After several months of hesitation due to Arndt von Loringhoven’s family’s ties to the Nazi German regime, Warsaw has accepted his nomination as Germany’s ambassador to Poland.
Poland’s deputy foreign minister, Szymon Szynkowski vel Sęk, announced the acceptance of von Loringhoven on Monday. While commenting on the nomination, he referred to the challenges ahead of the new ambassador.
Szynkowski vel Sęk pointed out that an important element of dialogue with Poland’s German partners must be attention to Poland’s sensitivity about the issue of the crimes of the Second World War which remain an open wound for Polish national identity.
“Healing the wound is even more difficult if we consider that attempts are made to falsify history and a lack of complete vindication of crimes. In this context, the approach of Germany and German politicians is crucial,” the minister said.
Szynkowski vel Sęk added that historical issues are the most sensitive part of Polish-German relations and are a challenge for any German representative, especially the ambassador.
He emphasized that because Poland was the country most harmed during the Second World War, it has a right to expect complete admission to fault and truthfulness in the name of unity from Germany.
“Today we know, after several talks with our German partners, that the future ambassador is aware of the fundamental meaning of this issue for Poland, and he is prepared to personally engage in promoting knowledge concerning the Second World War among public opinion,” the deputy foreign minister said.
Szynkowski vel Sęk believes that mutual understanding of these historic issues gives the new ambassador an unprecedented chance to make the right steps in the direction of an authentic and historic unity between Poland and Germany.
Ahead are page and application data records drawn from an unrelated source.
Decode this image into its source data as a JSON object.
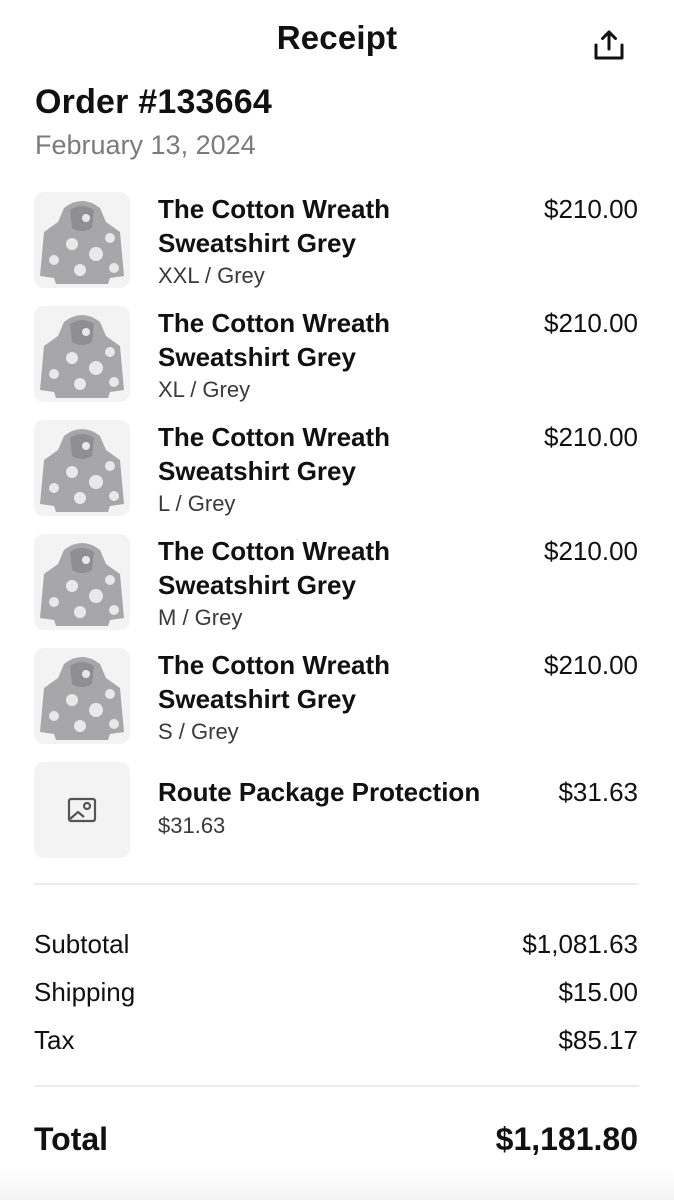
{
  "header": {
    "title": "Receipt",
    "share_icon": "share-icon"
  },
  "order": {
    "number": "Order #133664",
    "date": "February 13, 2024"
  },
  "items": [
    {
      "name": "The Cotton Wreath Sweatshirt Grey",
      "variant": "XXL / Grey",
      "price": "$210.00",
      "image": "grey-hoodie"
    },
    {
      "name": "The Cotton Wreath Sweatshirt Grey",
      "variant": "XL / Grey",
      "price": "$210.00",
      "image": "grey-hoodie"
    },
    {
      "name": "The Cotton Wreath Sweatshirt Grey",
      "variant": "L / Grey",
      "price": "$210.00",
      "image": "grey-hoodie"
    },
    {
      "name": "The Cotton Wreath Sweatshirt Grey",
      "variant": "M / Grey",
      "price": "$210.00",
      "image": "grey-hoodie"
    },
    {
      "name": "The Cotton Wreath Sweatshirt Grey",
      "variant": "S / Grey",
      "price": "$210.00",
      "image": "grey-hoodie"
    },
    {
      "name": "Route Package Protection",
      "variant": "$31.63",
      "price": "$31.63",
      "image": "image-placeholder-icon"
    }
  ],
  "summary": {
    "subtotal_label": "Subtotal",
    "subtotal_value": "$1,081.63",
    "shipping_label": "Shipping",
    "shipping_value": "$15.00",
    "tax_label": "Tax",
    "tax_value": "$85.17",
    "total_label": "Total",
    "total_value": "$1,181.80"
  },
  "colors": {
    "text": "#111111",
    "muted": "#7b7b7e",
    "divider": "#ececee",
    "thumb_bg": "#f3f3f4"
  }
}
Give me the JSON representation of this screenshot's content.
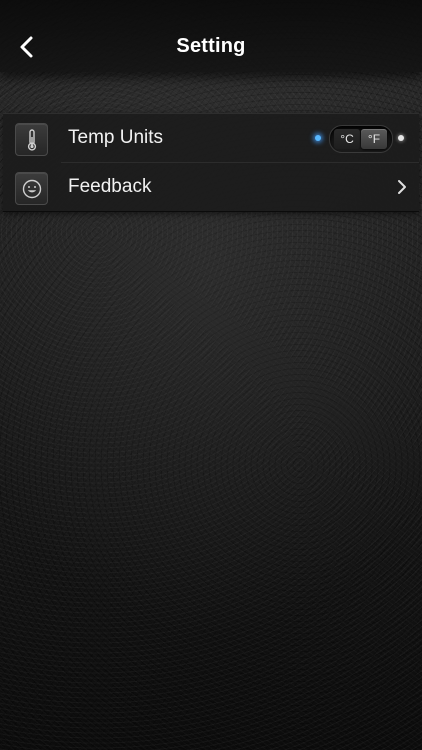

The nomination of Arndt von Loringhoven had caused controversy, as the future ambassador’s father, Bernd Freytag von Loringhoven had been a high ranking Wehrmacht officer and one of Hitler’s aides.